Cedarwood:  Kendal Hills Lardate, Cocos nucifero (coconut) oil, Juniperus virginiana (Cedarwood) oil, Kendal Hills Cedar from the the tree, under which Emily and Dave got married.

Soapwort & Oregano Hand & Body Bar:  Kendal Hills Lardate, *Virgin Coconut (Cocus Nucifera) oil, Water (aqua), Rosemary (Rosmarinus officinalis) oil, *Lemon (Citrus limonum) oil, Sage (salvia officinalis) oil, Green Clay (montmorillonite)
Note that soapwort can be hard on the eyes, which is why we recommend using this for hands & body.

Wild Meadow:  Kendal Hills Lardate, *Virgin Coconut (Cocus Nucifera) oil, Water (aqua), *Lavender (Lavandula angustifolia) oil, *Bergamot (Citrus bergamia) oil, Sweet orange (citrus sinesis) oil, Kaolin, Wild Bergamot (Monarda didyma), Yarrow (Achillea millefolium), Peppermint (Mentha piperta), Oregano (Origanum vulgare), Soapwort (Saponaria officnalis)

Goldenrod & Egg Yolk:  Kendal Hills Lardate, *Virgin Coconut (Cocus Nucifera) oil, Water (aqua), *Kendal Hills egg yolk, Lemongrass (Cymbopogon schoenanthus) oil, *Cedwarood (Juniperus ashei) oil *Lemon (Citrus limomum), Sweet Orange (Citrus sinensis) oil, Kaolin clay, Wild Bergamot (Monarda didyma), Yarrow (Achillea Millefolium), Goldenrod (Solidago)


Kendal Hills Game Farm is situated on 70 acres of rolling woodland in the ecologically sensitive Oak Ridges Moraine. Emily has called Kendal Hills home since she was a child and now she and Dave, as well as their two kids and her parents, are working with the land to farm pasture-raised fowl & other livestock and to cultivate and wild-harvest gourmet mushrooms. Emily & Dave are committed to the principles of regenerative agriculture.

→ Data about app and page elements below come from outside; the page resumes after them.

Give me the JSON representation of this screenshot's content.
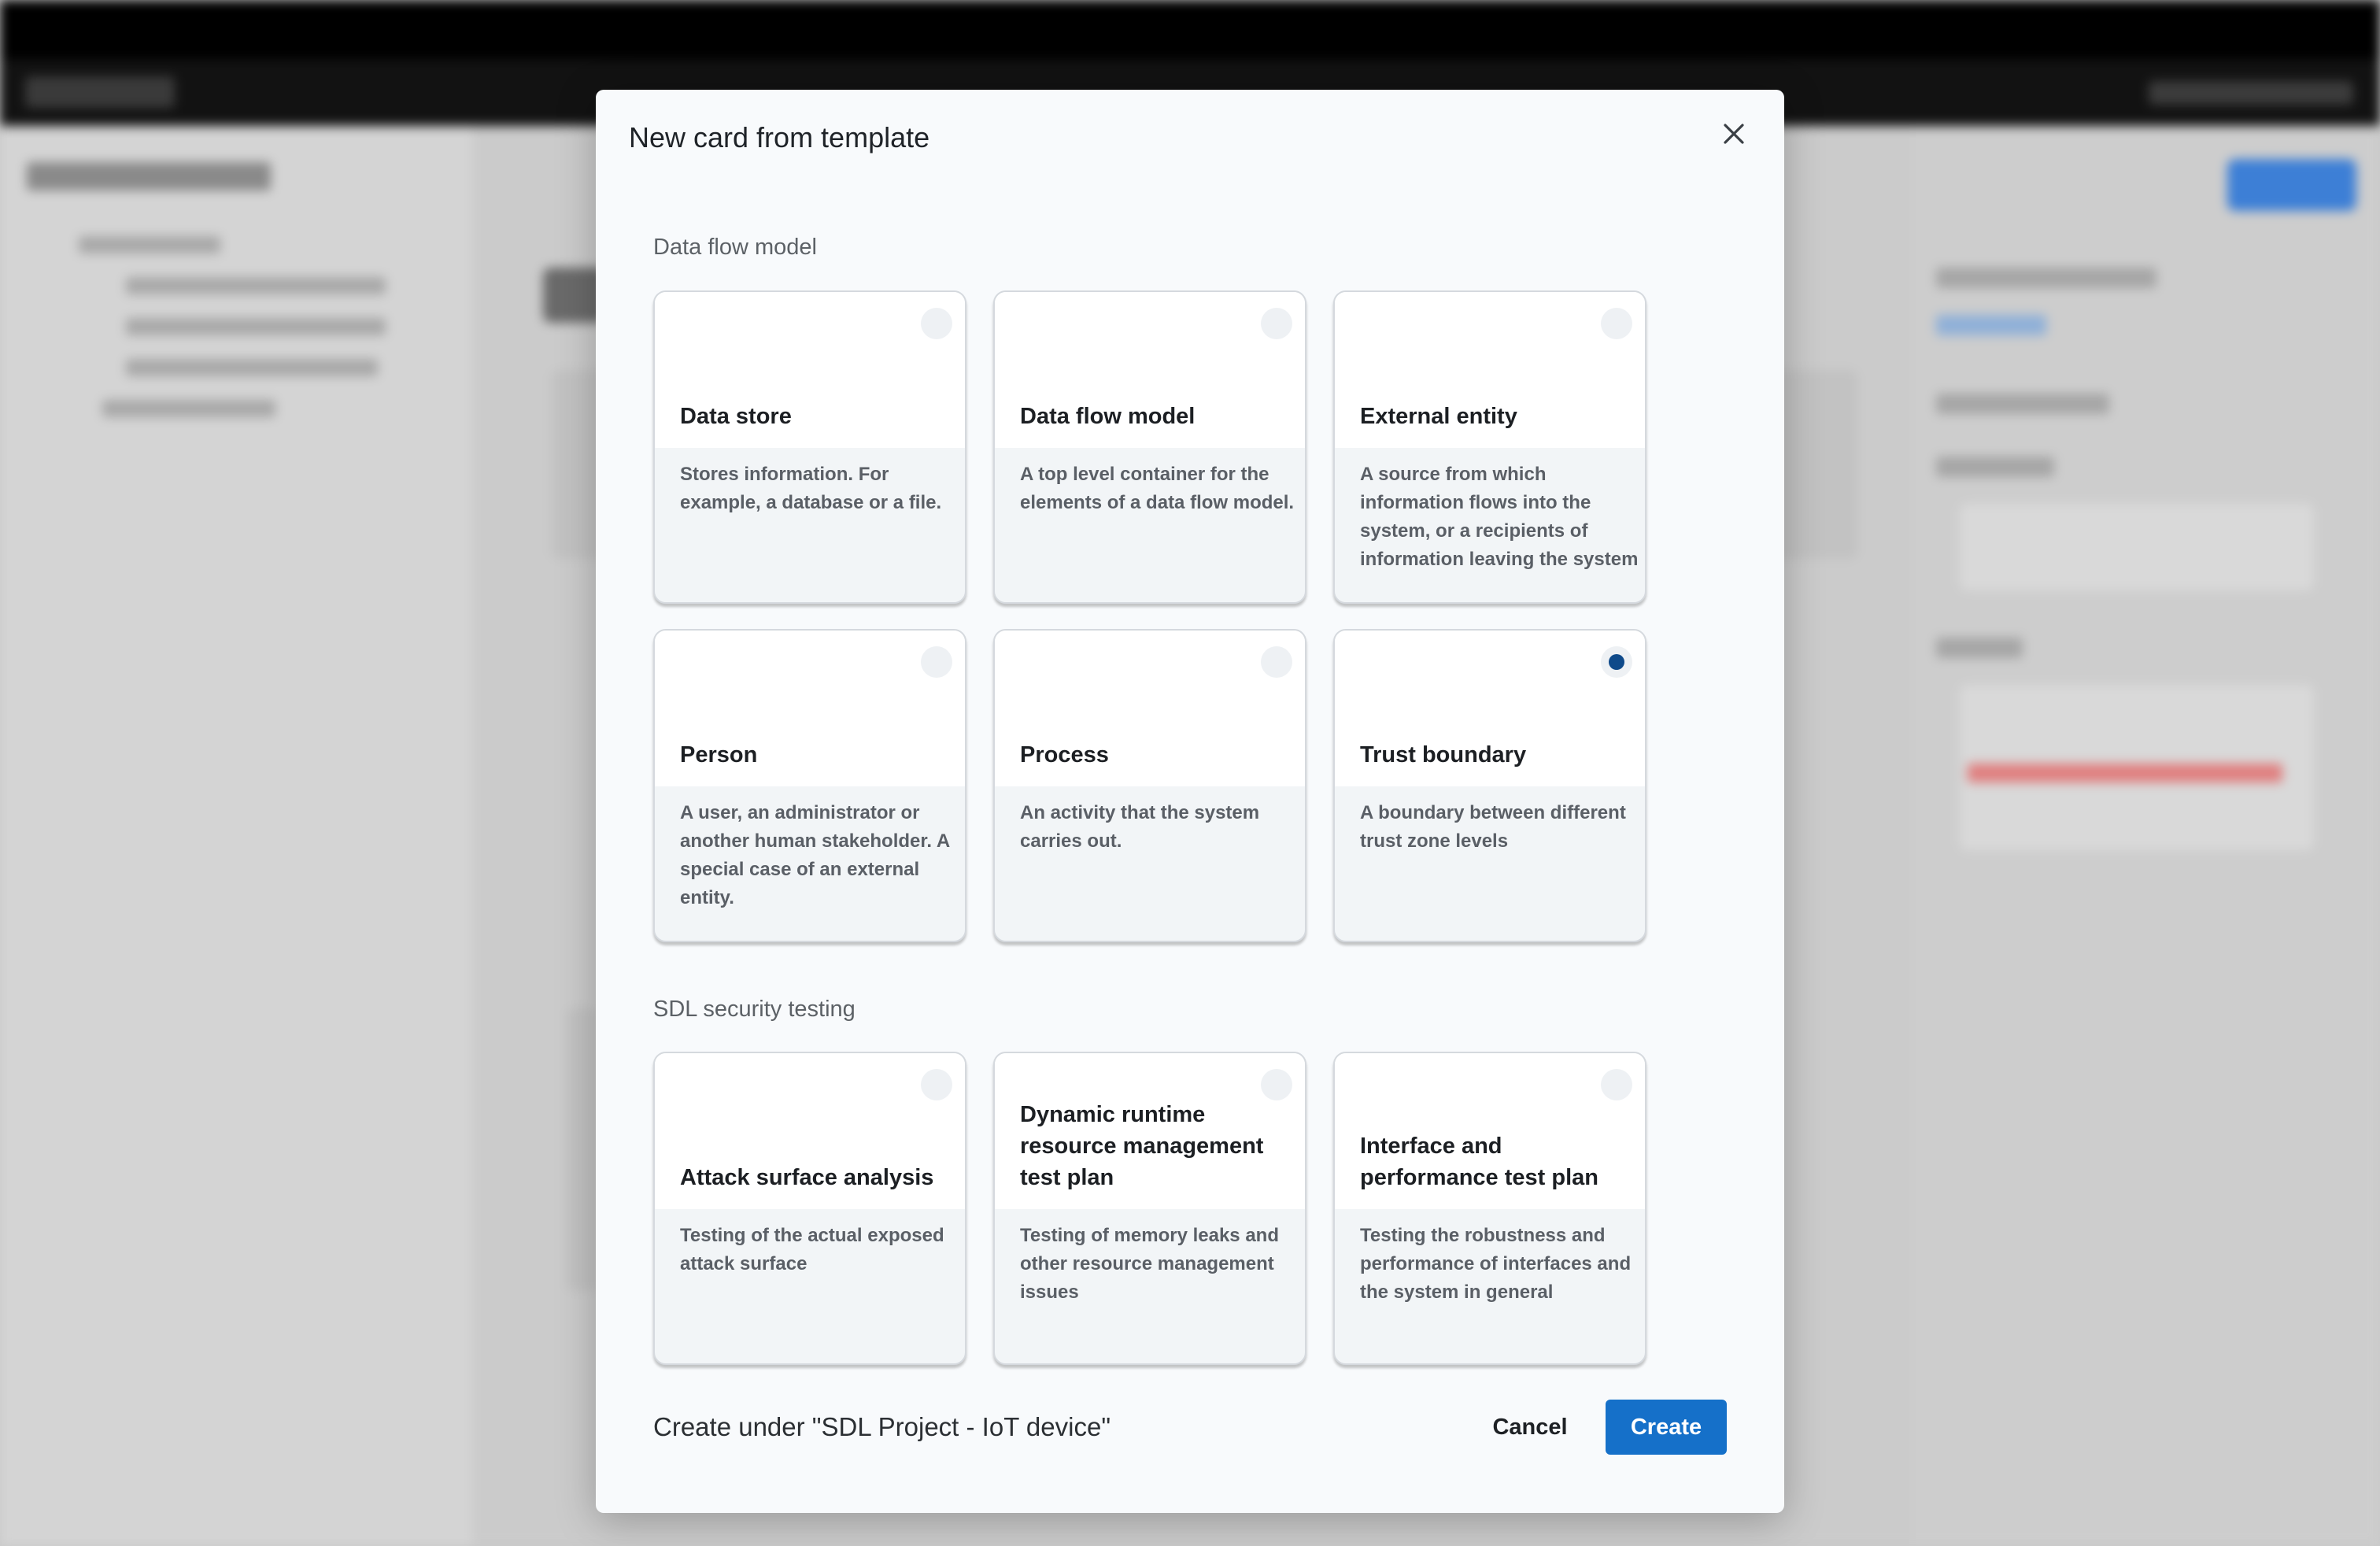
{
  "dialog": {
    "title": "New card from template",
    "close_icon": "close-icon"
  },
  "sections": [
    {
      "label": "Data flow model",
      "cards": [
        {
          "title": "Data store",
          "description": "Stores information. For example, a database or a file.",
          "selected": false
        },
        {
          "title": "Data flow model",
          "description": "A top level container for the elements of a data flow model.",
          "selected": false
        },
        {
          "title": "External entity",
          "description": "A source from which information flows into the system, or a recipients of information leaving the system",
          "selected": false
        },
        {
          "title": "Person",
          "description": "A user, an administrator or another human stakeholder. A special case of an external entity.",
          "selected": false
        },
        {
          "title": "Process",
          "description": "An activity that the system carries out.",
          "selected": false
        },
        {
          "title": "Trust boundary",
          "description": "A boundary between different trust zone levels",
          "selected": true
        }
      ]
    },
    {
      "label": "SDL security testing",
      "cards": [
        {
          "title": "Attack surface analysis",
          "description": "Testing of the actual exposed attack surface",
          "selected": false
        },
        {
          "title": "Dynamic runtime resource management test plan",
          "description": "Testing of memory leaks and other resource management issues",
          "selected": false
        },
        {
          "title": "Interface and performance test plan",
          "description": "Testing the robustness and performance of interfaces and the system in general",
          "selected": false
        }
      ]
    }
  ],
  "footer": {
    "create_under": "Create under \"SDL Project - IoT device\"",
    "cancel_label": "Cancel",
    "create_label": "Create"
  },
  "colors": {
    "primary": "#1570c9",
    "selected_radio": "#0f4a8a",
    "modal_bg": "#f8fafc"
  }
}
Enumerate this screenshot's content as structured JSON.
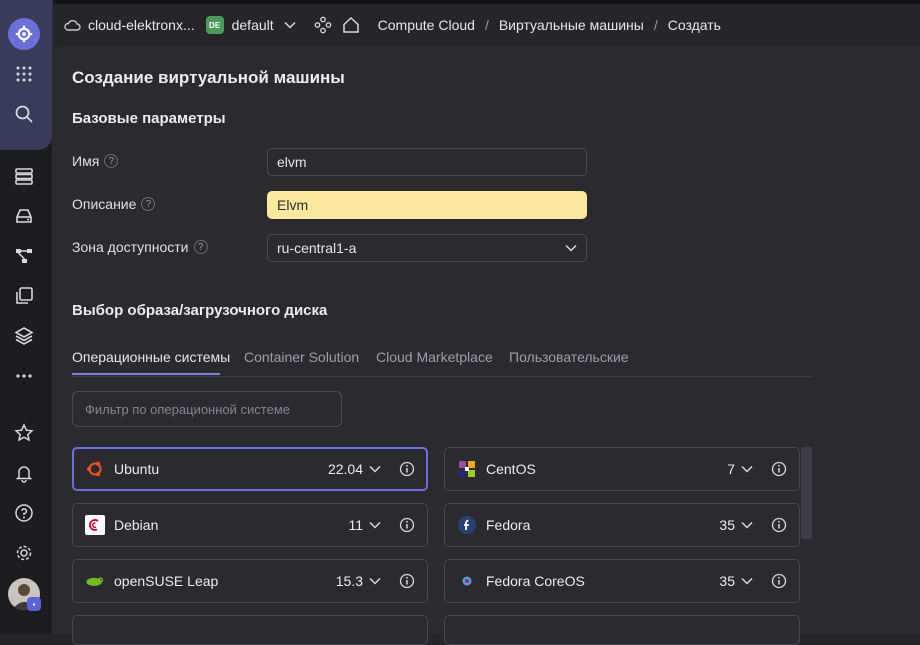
{
  "header": {
    "cloud_name": "cloud-elektronx...",
    "folder_badge": "DE",
    "folder_name": "default",
    "breadcrumbs": [
      "Compute Cloud",
      "Виртуальные машины",
      "Создать"
    ],
    "separator": "/"
  },
  "page": {
    "title": "Создание виртуальной машины",
    "basic_section": "Базовые параметры",
    "fields": {
      "name": {
        "label": "Имя",
        "value": "elvm"
      },
      "description": {
        "label": "Описание",
        "value": "Elvm"
      },
      "zone": {
        "label": "Зона доступности",
        "value": "ru-central1-a"
      }
    },
    "help_glyph": "?",
    "image_section": "Выбор образа/загрузочного диска",
    "tabs": [
      "Операционные системы",
      "Container Solution",
      "Cloud Marketplace",
      "Пользовательские"
    ],
    "filter_placeholder": "Фильтр по операционной системе",
    "os_list": [
      {
        "name": "Ubuntu",
        "version": "22.04",
        "icon": "ubuntu-logo-icon",
        "color": "#e95420"
      },
      {
        "name": "CentOS",
        "version": "7",
        "icon": "centos-logo-icon",
        "color": "#9b4d9b"
      },
      {
        "name": "Debian",
        "version": "11",
        "icon": "debian-logo-icon",
        "color": "#c70036"
      },
      {
        "name": "Fedora",
        "version": "35",
        "icon": "fedora-logo-icon",
        "color": "#294172"
      },
      {
        "name": "openSUSE Leap",
        "version": "15.3",
        "icon": "opensuse-logo-icon",
        "color": "#73ba25"
      },
      {
        "name": "Fedora CoreOS",
        "version": "35",
        "icon": "fedora-coreos-logo-icon",
        "color": "#51a2da"
      }
    ]
  },
  "colors": {
    "accent": "#6a70d8",
    "highlight": "#fbe89f",
    "background": "#2b2b2f"
  }
}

Regenerative agriculture is a system of farming principles and practices that increases biodiversity, enriches soils, improves watersheds, and enhances ecosystem services. By capturing carbon in soil and aboveground biomass, regenerative agriculture aims to reverse global climate change. At the same time, it offers increased yields, resilience to climate instability, and higher health and vitality for farming communities. The system draws on decades of scientific and applied research by the global communities of organic farming, agroecology, holistic grazing, and agroforestry.

In addition to the farm, Emily works as an academic librarian and Dave draws upon his 15 years working on community food security and social innovation as Executive Director of the Rhizome Institute for the Future of Food, a national nonprofit dedicated to developing and testing new ideas that contribute to a regenerative food system.